At this time, having considered the ramifications carefully, I’ve decided it is time to come out. I’m teaching at a new school, and am no longer co-sponsoring a GSA. I’ve kept quiet on the subject of my own sexual orientation long enough to make my point. And, now, I’m going to make another point . . . by coming out, here and now.
Yes, world, I admit it . . . I am a raving heterosexual, and one who has finally decided to come out — as a straight person. I’m not ashamed of it; this is part of who I am. There may be some who do not approve of this, but I do not have to care what they think.
In case my point is escaping you, please consider what it is like for gays, lesbians, bisexuals, and others who don’t conform to society’s norms, to do what I just did. Imagine what it would be like, for “heteros,” if social pressure favored homosexuality, rather than heterosexuality. How many “straights,” in such a world, would be willing to risk being ostracized, losing their jobs, being shunned by former friends and family, etc., simply for admitting they have a preference for the other sex, rather than the same one? If you, yourself, are also straight, and lived in a gay-dominated world, would you have the courage to come out as one of “those people,” the “heteros,” with their allegedly-“disgusting” sexual practices?
It’s ridiculous that anybody has to think about such things. “Live and let live” is not too much to ask — of anyone.
The government is now deeply involved in the process of people getting into and out of marriages, but this was not always so. Marriage is simply an agreement — a contact — between at least two people. Or a person and a toaster, perhaps, for that doesn’t really hurt any of us, now, does it?
Churches do lots of weddings, and they’re used to this role. They can keep doing it the same way they have been, except for parts which involve government. Churches could issue marriage licenses; we don’t need the state doing it.
Now, of course, people shouldn’t be required to be religious, or pretend to be, to get married. Any organization or individual could issue marriage licenses. For that matter, we could simply have official recognition of people’s relationship statuses on Facebook.
Yes, I mean that. Why not?
It used to be really simple. There’s no good reason for it to have become so complicated. Let’s fix that, with separation of marriage and the state.
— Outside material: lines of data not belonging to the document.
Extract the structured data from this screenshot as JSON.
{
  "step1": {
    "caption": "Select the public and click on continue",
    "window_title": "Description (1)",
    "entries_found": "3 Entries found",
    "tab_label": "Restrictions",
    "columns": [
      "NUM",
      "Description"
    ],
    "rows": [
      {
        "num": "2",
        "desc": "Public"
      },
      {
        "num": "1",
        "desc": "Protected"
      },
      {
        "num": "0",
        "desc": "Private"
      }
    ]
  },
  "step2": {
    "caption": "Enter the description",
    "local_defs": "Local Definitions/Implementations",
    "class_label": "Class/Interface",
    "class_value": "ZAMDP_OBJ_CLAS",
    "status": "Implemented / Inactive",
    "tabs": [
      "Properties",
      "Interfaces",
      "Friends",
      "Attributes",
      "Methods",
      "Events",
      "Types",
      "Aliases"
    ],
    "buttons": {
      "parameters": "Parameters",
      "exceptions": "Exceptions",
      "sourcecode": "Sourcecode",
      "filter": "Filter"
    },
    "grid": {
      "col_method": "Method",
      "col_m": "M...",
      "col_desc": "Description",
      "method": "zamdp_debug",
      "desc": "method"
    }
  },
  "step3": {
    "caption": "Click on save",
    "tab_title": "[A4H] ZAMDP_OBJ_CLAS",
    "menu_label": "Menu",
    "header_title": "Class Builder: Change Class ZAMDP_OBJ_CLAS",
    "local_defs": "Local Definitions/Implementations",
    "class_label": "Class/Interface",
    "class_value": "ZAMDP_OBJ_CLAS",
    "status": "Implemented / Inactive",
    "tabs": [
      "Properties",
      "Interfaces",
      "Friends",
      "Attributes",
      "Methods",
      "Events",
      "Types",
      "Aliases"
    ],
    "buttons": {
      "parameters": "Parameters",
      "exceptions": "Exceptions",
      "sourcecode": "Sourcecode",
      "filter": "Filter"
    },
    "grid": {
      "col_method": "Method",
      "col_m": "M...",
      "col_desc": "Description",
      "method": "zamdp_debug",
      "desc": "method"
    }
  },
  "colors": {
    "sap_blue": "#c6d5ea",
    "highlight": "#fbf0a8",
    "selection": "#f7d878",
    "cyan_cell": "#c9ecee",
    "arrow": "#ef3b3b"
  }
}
Now, at the same time, we will need to change certain other things. Right now, the state encourages people to marry, with varying tax rates for married and single people. I contend that this is not a proper role for the state. There should be no reward for marrying, nor should there be any kind of penalty. They’re our marriages, not the government’s. Government should simply have stayed out of such matters, and should get out of them now.